* What you need to do *
All that is wanted is a word-for-word copy of the line with "Read all visible content and emit it as JSON." and every line after it in the data below.

Web page and app entries:

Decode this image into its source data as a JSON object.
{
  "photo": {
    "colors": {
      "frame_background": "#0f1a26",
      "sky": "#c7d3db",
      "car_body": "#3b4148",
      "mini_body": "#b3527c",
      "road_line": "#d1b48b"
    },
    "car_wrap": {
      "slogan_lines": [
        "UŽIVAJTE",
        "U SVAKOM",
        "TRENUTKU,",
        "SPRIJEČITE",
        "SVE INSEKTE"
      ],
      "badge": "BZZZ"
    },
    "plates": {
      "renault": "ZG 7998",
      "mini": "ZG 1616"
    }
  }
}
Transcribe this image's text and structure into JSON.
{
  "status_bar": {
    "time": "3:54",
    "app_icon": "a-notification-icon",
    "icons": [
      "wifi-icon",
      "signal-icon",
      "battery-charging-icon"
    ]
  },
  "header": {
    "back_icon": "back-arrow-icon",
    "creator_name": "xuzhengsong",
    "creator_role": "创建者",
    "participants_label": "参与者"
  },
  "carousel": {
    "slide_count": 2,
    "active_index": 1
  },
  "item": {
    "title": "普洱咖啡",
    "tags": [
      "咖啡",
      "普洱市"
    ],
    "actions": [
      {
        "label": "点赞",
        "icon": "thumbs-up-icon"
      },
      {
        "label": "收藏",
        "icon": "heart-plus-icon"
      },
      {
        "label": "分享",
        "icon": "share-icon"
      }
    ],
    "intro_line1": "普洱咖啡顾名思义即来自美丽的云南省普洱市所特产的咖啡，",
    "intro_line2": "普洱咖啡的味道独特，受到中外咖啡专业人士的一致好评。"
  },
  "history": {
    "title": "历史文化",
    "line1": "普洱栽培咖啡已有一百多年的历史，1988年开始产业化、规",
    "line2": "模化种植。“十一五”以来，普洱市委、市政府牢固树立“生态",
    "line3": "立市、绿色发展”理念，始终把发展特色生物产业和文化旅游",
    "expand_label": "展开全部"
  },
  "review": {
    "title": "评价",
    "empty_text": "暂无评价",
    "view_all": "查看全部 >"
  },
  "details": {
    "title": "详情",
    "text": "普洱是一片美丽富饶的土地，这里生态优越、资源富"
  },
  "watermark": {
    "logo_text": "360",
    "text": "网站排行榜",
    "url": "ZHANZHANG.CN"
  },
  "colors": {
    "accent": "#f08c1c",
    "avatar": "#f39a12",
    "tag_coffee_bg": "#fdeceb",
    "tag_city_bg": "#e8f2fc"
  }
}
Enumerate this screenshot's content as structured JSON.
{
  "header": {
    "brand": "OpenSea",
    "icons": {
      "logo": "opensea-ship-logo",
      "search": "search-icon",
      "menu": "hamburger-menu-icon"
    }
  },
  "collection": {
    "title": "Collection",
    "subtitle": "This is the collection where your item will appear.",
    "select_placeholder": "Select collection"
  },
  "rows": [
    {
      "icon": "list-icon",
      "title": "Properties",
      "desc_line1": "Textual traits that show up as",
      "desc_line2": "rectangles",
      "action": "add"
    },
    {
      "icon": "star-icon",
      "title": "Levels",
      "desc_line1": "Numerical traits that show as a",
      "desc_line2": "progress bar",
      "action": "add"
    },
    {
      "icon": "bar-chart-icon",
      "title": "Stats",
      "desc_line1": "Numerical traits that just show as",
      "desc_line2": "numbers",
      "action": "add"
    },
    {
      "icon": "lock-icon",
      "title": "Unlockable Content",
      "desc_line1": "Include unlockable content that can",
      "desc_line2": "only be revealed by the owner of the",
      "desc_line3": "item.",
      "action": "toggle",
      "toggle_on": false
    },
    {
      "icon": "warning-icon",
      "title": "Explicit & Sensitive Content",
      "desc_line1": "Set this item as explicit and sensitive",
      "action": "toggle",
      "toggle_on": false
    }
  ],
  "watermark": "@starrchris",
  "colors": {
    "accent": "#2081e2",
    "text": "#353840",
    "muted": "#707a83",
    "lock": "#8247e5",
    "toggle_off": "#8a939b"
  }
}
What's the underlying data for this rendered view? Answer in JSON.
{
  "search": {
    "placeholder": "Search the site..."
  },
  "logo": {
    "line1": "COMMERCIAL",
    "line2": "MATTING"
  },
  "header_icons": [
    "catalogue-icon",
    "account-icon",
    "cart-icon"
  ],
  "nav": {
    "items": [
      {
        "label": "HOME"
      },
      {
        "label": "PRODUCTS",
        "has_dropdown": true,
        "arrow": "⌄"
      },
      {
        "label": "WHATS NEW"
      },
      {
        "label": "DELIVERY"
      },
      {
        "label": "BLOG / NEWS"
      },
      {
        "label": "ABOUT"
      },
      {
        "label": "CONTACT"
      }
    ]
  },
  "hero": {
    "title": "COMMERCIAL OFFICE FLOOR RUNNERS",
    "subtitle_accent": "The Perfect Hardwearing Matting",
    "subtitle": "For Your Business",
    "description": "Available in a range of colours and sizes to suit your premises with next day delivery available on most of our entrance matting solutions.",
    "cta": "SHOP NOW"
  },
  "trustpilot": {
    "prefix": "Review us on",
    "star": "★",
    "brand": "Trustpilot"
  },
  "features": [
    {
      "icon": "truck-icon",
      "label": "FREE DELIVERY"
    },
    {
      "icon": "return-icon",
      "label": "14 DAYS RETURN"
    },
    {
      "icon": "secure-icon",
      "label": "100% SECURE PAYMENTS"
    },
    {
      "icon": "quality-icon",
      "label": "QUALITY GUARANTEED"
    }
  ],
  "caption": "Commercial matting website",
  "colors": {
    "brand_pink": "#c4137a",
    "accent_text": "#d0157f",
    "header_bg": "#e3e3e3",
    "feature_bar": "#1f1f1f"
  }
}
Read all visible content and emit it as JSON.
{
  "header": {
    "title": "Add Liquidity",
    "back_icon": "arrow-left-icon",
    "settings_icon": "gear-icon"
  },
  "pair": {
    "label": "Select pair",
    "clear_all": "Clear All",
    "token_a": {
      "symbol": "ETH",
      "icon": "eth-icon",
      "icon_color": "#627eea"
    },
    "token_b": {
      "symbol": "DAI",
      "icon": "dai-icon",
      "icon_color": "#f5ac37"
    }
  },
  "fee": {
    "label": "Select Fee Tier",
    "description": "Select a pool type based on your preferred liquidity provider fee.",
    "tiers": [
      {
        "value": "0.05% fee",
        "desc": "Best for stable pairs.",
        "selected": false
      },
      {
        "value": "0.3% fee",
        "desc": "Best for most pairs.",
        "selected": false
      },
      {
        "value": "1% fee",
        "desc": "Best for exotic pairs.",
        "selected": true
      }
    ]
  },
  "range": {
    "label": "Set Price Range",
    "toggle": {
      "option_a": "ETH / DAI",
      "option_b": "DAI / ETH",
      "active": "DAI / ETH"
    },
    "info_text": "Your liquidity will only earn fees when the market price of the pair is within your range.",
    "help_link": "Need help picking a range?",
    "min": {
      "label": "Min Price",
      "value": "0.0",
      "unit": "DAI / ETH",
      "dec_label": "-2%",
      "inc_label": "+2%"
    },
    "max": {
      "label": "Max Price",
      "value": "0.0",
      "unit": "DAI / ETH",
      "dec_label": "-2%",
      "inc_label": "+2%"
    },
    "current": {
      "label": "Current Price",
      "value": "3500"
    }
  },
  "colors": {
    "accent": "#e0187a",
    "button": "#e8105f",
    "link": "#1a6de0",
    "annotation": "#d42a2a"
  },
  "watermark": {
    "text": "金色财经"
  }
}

* Exercise answer *
Read all visible content and emit it as JSON.
{
  "header": {
    "title": "Add Liquidity",
    "back_icon": "arrow-left-icon",
    "settings_icon": "gear-icon"
  },
  "pair": {
    "label": "Select pair",
    "clear_all": "Clear All",
    "token_a": {
      "symbol": "ETH",
      "icon": "eth-icon",
      "icon_color": "#627eea"
    },
    "token_b": {
      "symbol": "DAI",
      "icon": "dai-icon",
      "icon_color": "#f5ac37"
    }
  },
  "fee": {
    "label": "Select Fee Tier",
    "description": "Select a pool type based on your preferred liquidity provider fee.",
    "tiers": [
      {
        "value": "0.05% fee",
        "desc": "Best for stable pairs.",
        "selected": false
      },
      {
        "value": "0.3% fee",
        "desc": "Best for most pairs.",
        "selected": false
      },
      {
        "value": "1% fee",
        "desc": "Best for exotic pairs.",
        "selected": true
      }
    ]
  },
  "range": {
    "label": "Set Price Range",
    "toggle": {
      "option_a": "ETH / DAI",
      "option_b": "DAI / ETH",
      "active": "DAI / ETH"
    },
    "info_text": "Your liquidity will only earn fees when the market price of the pair is within your range.",
    "help_link": "Need help picking a range?",
    "min": {
      "label": "Min Price",
      "value": "0.0",
      "unit": "DAI / ETH",
      "dec_label": "-2%",
      "inc_label": "+2%"
    },
    "max": {
      "label": "Max Price",
      "value": "0.0",
      "unit": "DAI / ETH",
      "dec_label": "-2%",
      "inc_label": "+2%"
    },
    "current": {
      "label": "Current Price",
      "value": "3500"
    }
  },
  "colors": {
    "accent": "#e0187a",
    "button": "#e8105f",
    "link": "#1a6de0",
    "annotation": "#d42a2a"
  },
  "watermark": {
    "text": "金色财经"
  }
}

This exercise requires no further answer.